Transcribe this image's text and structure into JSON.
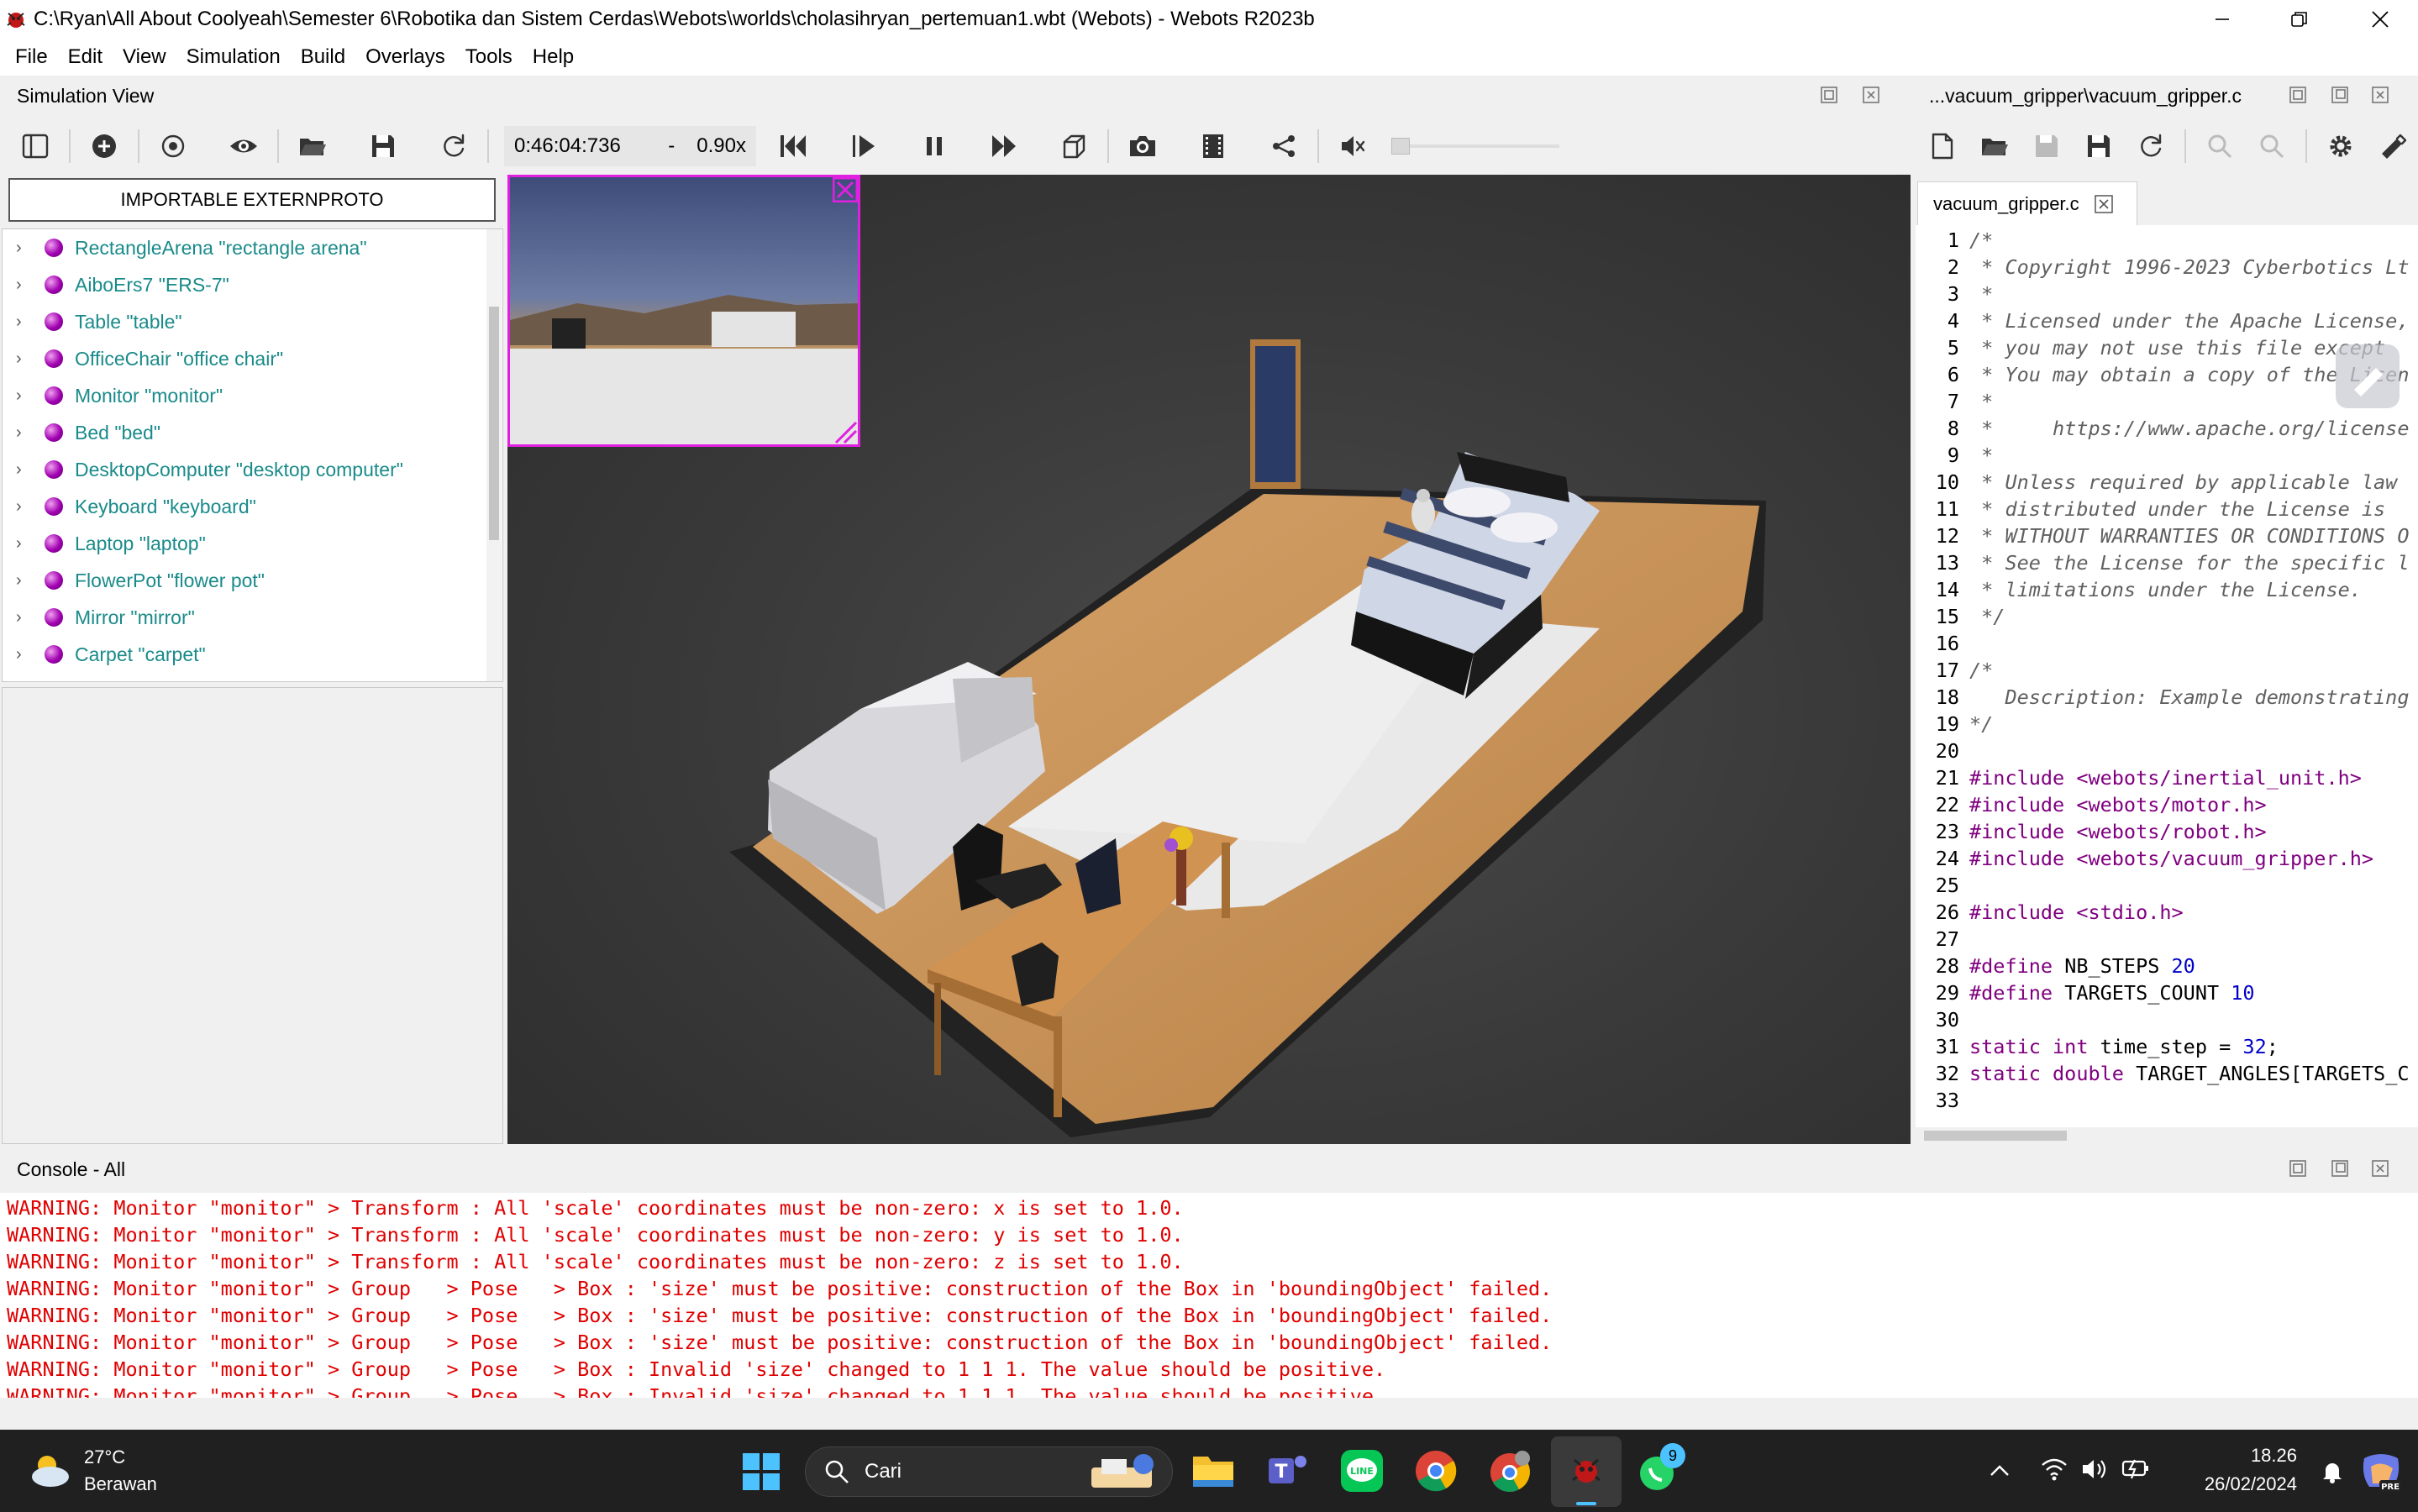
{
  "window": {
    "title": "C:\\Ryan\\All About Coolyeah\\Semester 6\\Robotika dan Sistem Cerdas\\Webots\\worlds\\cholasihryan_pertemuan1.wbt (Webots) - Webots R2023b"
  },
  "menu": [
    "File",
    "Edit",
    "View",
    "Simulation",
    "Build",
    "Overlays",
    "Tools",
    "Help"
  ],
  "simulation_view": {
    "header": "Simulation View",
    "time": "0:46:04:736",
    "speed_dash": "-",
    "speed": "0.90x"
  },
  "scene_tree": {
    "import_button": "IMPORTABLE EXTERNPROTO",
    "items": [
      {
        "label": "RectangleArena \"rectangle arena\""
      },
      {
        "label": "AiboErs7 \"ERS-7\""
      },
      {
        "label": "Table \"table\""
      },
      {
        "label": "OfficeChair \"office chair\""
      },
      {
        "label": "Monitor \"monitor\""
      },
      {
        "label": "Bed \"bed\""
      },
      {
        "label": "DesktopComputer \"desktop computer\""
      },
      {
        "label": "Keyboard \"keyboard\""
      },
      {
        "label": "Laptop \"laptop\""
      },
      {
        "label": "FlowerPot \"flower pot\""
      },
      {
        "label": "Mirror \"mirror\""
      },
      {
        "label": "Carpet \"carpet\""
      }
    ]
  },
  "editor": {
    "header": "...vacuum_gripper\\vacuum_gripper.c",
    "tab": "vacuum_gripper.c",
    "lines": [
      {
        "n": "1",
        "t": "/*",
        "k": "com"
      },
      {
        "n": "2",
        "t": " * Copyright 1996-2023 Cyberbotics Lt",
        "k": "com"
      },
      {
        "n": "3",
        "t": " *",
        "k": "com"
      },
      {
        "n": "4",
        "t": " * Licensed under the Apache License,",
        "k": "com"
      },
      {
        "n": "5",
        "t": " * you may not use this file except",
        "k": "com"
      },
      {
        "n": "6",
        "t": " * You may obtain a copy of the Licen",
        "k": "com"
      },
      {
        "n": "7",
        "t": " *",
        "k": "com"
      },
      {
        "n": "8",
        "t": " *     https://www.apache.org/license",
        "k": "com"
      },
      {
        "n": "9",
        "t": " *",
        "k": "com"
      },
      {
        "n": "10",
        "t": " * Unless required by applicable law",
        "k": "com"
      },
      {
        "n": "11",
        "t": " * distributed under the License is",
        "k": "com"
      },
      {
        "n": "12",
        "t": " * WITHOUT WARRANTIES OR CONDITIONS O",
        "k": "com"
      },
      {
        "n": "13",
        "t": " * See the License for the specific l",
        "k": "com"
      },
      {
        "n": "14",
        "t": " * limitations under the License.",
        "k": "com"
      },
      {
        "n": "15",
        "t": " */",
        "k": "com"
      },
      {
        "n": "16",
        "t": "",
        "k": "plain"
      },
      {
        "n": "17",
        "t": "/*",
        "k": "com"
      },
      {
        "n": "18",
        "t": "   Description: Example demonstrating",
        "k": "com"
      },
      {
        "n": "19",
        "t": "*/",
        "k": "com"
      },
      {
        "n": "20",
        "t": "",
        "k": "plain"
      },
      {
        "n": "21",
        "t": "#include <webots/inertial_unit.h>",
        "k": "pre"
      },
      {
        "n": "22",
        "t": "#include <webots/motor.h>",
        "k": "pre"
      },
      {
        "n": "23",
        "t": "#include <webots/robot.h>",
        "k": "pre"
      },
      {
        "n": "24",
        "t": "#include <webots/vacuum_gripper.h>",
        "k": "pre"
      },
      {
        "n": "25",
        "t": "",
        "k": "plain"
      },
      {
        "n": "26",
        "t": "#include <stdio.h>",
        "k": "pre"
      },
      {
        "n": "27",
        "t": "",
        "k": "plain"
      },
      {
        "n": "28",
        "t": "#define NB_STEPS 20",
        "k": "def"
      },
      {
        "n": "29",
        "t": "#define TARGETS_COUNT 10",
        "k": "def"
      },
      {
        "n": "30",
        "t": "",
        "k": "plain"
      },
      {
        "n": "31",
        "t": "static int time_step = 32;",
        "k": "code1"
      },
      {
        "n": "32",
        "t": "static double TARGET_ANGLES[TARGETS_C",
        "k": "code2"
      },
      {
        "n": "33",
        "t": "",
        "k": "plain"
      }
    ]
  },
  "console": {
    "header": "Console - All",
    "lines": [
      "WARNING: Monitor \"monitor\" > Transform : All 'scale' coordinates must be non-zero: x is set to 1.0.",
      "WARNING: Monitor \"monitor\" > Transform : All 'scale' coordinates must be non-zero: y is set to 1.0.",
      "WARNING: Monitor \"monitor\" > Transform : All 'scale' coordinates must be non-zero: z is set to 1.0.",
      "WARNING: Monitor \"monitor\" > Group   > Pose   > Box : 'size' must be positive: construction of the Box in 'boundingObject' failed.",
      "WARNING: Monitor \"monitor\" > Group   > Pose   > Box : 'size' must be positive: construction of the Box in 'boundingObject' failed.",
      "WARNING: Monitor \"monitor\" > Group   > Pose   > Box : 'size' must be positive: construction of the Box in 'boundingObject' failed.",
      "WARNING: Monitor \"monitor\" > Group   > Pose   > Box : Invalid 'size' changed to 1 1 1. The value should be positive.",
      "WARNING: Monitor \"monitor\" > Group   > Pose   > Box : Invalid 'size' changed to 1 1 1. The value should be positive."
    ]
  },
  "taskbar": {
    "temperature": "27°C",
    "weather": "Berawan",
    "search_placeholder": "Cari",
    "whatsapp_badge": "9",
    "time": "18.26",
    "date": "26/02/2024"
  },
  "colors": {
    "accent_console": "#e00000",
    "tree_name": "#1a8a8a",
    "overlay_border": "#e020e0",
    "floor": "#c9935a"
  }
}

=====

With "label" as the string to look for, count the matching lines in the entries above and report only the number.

12